Despite their independence, judges are accountable for their actions and decisions. Hearings, trials and rulings are open to public scrutiny, so justice is seen to be done and citizens and the media can discuss and criticize the work of the courts. A judge’s ruling can be appealed to a higher court and, if an error has been made, a new trial will be ordered or the decision will be corrected.

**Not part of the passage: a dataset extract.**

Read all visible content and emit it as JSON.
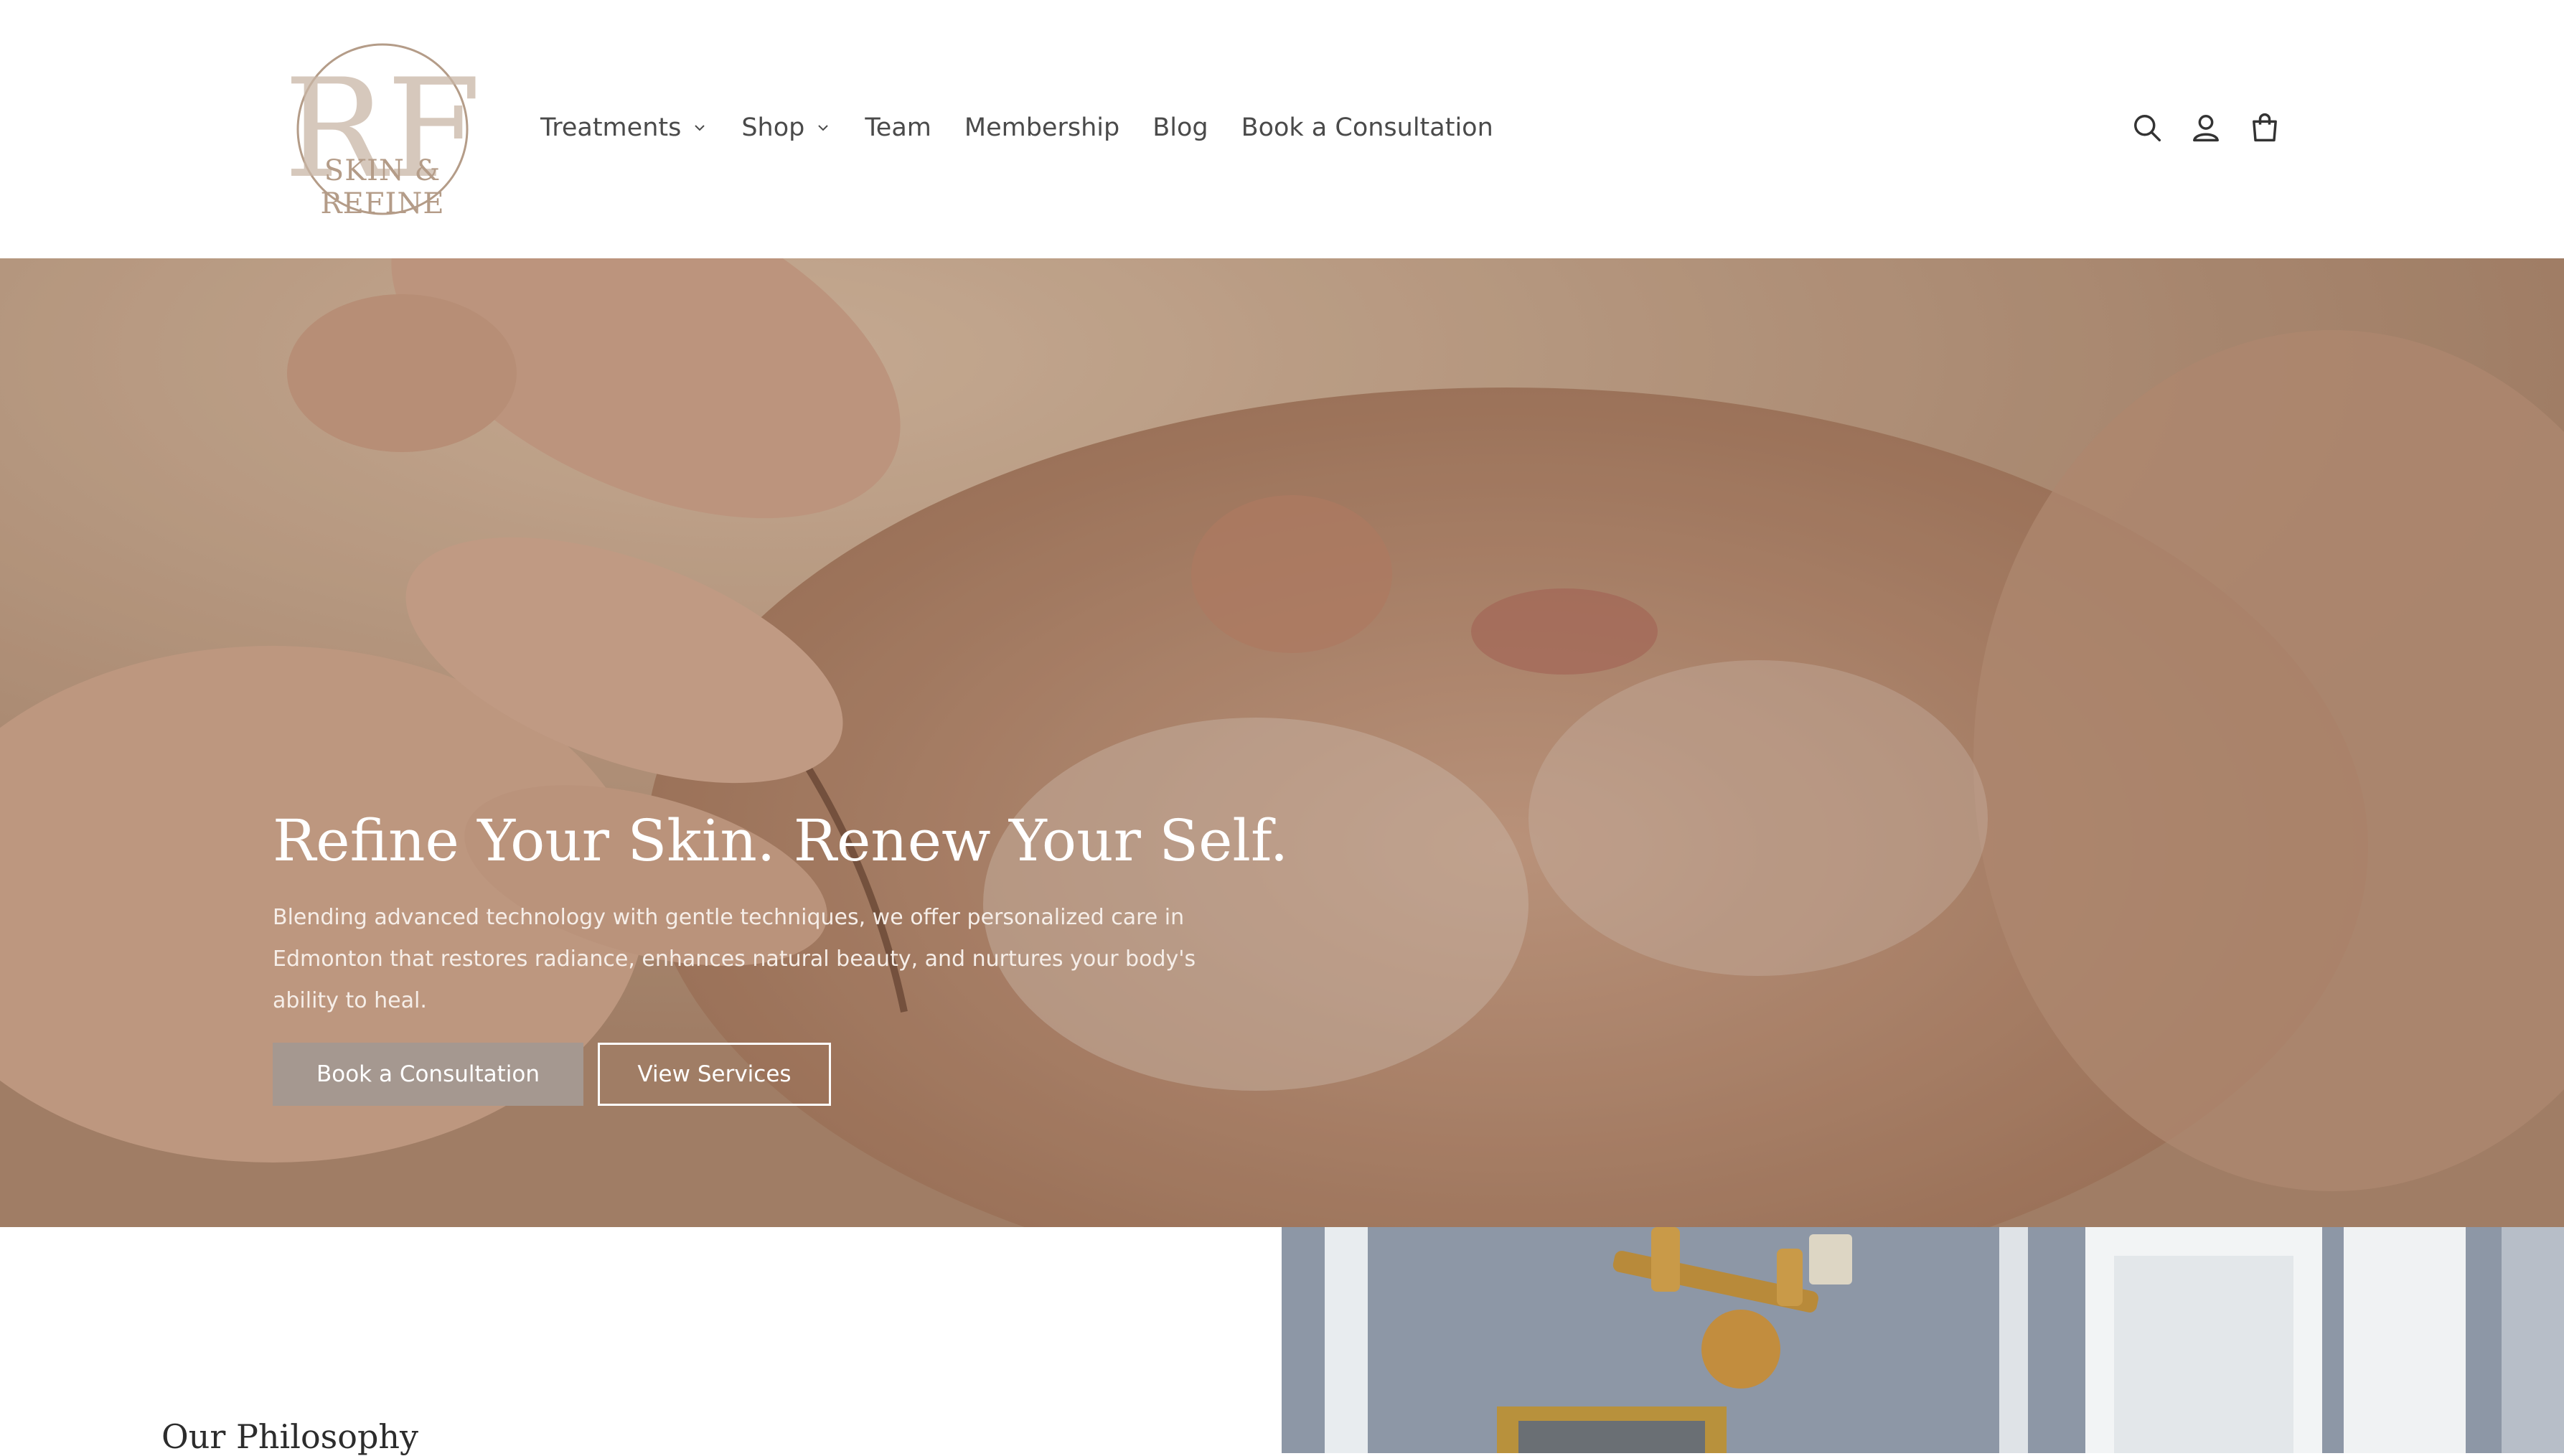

Allegations of misconduct, if proven, can lead to a judge being subject to remedial measures, or in a very grave instance, to a recommendation that the judge be removed from office. The Canadian Judicial Council, a body of chief justices and associate chief justices from across the country, investigates complaints about the conduct of superior court judges. If the allegations are well-founded, a hearing is held and the council can express its concerns to the judge shown to have acted in an inappropriate or unethical manner. In cases of serious misconduct, the council can recommend that the federal government ask Parliament to remove a judge from office. The council can also investigate a complaint that a judge has failed to carry out his or her duties or is unfit or too ill to remain in office and, again, can recommend the judge’s dismissal from the bench. Both the House of Commons and Senate must vote in favour of a motion to remove a judge from office. Since 1867 only five Canadian superior court judges have been recommended for removal and all but one resigned to avoid dismissal. For more information on disciplinary procedures for superior court judges, see sections 59-71 of the Judges Act.